Or, as Maclean's editor Colby Cosh snippily tweeted the other day, "could the Dominion Parliament make ME head of state by ordinary statute?"
Let's not mince words: Canada's constitution has all the elegance and coherence of a badly-translated VCR manual. There are way too many things it simply doesn't explain or only explains ambiguously -- and worst of all there's no troubleshooting page at the back.
The result is that horribly dull newspaper editorials from logorrheic professors end up holding way more power over our democratic process then they probably should. When the constitution is hazy, it's the obsessive constitution nerds whose interpretations often evolve into the settled legal consensus simply because they're the loudest voices offering clarity -- no matter how specious and eccentric their pet theories may be.
Obviously, a better way to get closure on Canada's current royal woes would be to ask the Supreme Court -- whose eccentric pet theories are legally binding -- to settle the controversy. Maybe once they've finished clarifying Senate reform? (Thanks again, constitution!)

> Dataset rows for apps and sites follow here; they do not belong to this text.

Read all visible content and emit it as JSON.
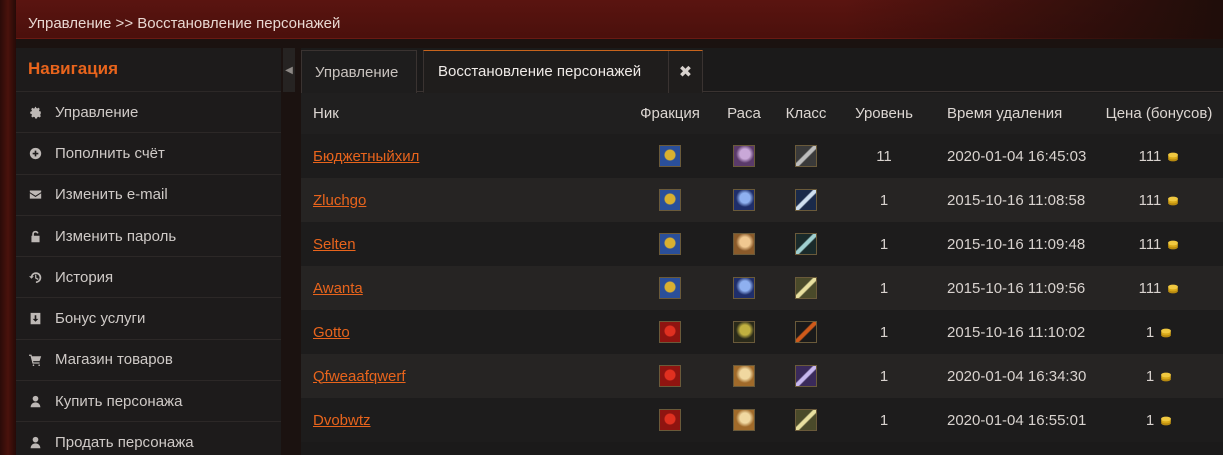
{
  "breadcrumb": "Управление >> Восстановление персонажей",
  "sidebar": {
    "title": "Навигация",
    "items": [
      {
        "label": "Управление",
        "icon": "gear-icon"
      },
      {
        "label": "Пополнить счёт",
        "icon": "plus-circle-icon"
      },
      {
        "label": "Изменить e-mail",
        "icon": "envelope-icon"
      },
      {
        "label": "Изменить пароль",
        "icon": "unlock-icon"
      },
      {
        "label": "История",
        "icon": "history-icon"
      },
      {
        "label": "Бонус услуги",
        "icon": "download-icon"
      },
      {
        "label": "Магазин товаров",
        "icon": "cart-icon"
      },
      {
        "label": "Купить персонажа",
        "icon": "user-icon"
      },
      {
        "label": "Продать персонажа",
        "icon": "user-icon"
      }
    ]
  },
  "tabs": [
    {
      "label": "Управление"
    },
    {
      "label": "Восстановление персонажей",
      "close": "✖"
    }
  ],
  "table": {
    "headers": {
      "nick": "Ник",
      "faction": "Фракция",
      "race": "Раса",
      "class": "Класс",
      "level": "Уровень",
      "deleted": "Время удаления",
      "price": "Цена (бонусов)"
    },
    "rows": [
      {
        "nick": "Бюджетныйхил",
        "faction": "alliance",
        "race": "night-elf-female",
        "class": "warrior",
        "level": "11",
        "deleted": "2020-01-04 16:45:03",
        "price": "111"
      },
      {
        "nick": "Zluchgo",
        "faction": "alliance",
        "race": "draenei-male",
        "class": "rogue",
        "level": "1",
        "deleted": "2015-10-16 11:08:58",
        "price": "111"
      },
      {
        "nick": "Selten",
        "faction": "alliance",
        "race": "human-female",
        "class": "hunter",
        "level": "1",
        "deleted": "2015-10-16 11:09:48",
        "price": "111"
      },
      {
        "nick": "Awanta",
        "faction": "alliance",
        "race": "draenei-male",
        "class": "paladin",
        "level": "1",
        "deleted": "2015-10-16 11:09:56",
        "price": "111"
      },
      {
        "nick": "Gotto",
        "faction": "horde",
        "race": "undead-male",
        "class": "death-knight",
        "level": "1",
        "deleted": "2015-10-16 11:10:02",
        "price": "1"
      },
      {
        "nick": "Qfweaafqwerf",
        "faction": "horde",
        "race": "blood-elf-female",
        "class": "mage",
        "level": "1",
        "deleted": "2020-01-04 16:34:30",
        "price": "1"
      },
      {
        "nick": "Dvobwtz",
        "faction": "horde",
        "race": "blood-elf-female",
        "class": "paladin",
        "level": "1",
        "deleted": "2020-01-04 16:55:01",
        "price": "1"
      }
    ]
  },
  "colors": {
    "accent": "#e8641c",
    "alliance": "#2a4f9a",
    "horde": "#8f1410"
  }
}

The important thing is that we get an answer soon. I mean, imagine living in a country where the rules of the arbitrary birth order that selects our foreign, absentee head of state were in a prolonged state of legal limbo!
That'd sure look silly.